• WHAT THE TASK ASKS: For this exercise, report every line of the material that includes "description".

(GIVEN RECORDS Opens)

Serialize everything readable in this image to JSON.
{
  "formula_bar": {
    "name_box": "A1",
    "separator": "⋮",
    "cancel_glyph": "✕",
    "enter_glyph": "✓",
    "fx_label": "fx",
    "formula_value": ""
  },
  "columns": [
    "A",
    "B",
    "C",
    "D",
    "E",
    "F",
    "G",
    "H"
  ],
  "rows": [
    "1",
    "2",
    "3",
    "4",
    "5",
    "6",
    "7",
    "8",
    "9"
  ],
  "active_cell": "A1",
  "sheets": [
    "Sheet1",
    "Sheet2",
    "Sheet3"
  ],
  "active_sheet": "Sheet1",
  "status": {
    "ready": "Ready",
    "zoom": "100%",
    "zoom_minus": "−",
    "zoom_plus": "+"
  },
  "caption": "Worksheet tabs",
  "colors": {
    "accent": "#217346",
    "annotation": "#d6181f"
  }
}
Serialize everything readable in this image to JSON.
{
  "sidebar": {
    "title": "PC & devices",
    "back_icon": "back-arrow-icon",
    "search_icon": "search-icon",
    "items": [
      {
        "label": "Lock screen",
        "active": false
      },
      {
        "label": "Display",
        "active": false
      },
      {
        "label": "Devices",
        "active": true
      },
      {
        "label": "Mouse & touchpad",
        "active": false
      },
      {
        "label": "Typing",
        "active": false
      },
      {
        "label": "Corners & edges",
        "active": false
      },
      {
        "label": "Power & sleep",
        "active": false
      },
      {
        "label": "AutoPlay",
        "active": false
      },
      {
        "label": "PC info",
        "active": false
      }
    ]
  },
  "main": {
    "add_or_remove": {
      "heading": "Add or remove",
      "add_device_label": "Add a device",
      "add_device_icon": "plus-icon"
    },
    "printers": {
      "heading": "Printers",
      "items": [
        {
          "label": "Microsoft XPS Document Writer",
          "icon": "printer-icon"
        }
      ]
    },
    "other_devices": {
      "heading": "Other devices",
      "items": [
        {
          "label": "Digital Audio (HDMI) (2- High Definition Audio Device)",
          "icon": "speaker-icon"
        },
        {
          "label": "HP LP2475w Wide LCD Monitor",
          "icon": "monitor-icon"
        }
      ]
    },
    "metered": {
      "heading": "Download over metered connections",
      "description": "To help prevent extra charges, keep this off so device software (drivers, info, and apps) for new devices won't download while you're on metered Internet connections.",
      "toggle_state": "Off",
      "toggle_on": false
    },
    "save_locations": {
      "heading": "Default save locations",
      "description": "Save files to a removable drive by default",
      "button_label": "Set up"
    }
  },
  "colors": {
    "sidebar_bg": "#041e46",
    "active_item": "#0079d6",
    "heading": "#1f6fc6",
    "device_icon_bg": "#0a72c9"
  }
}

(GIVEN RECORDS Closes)

• RESULT OF THE EXERCISE:
      "description": "To help prevent extra charges, keep this off so device software (drivers, info, and apps) for new devices won't download while you're on metered Internet connections.",
      "description": "Save files to a removable drive by default",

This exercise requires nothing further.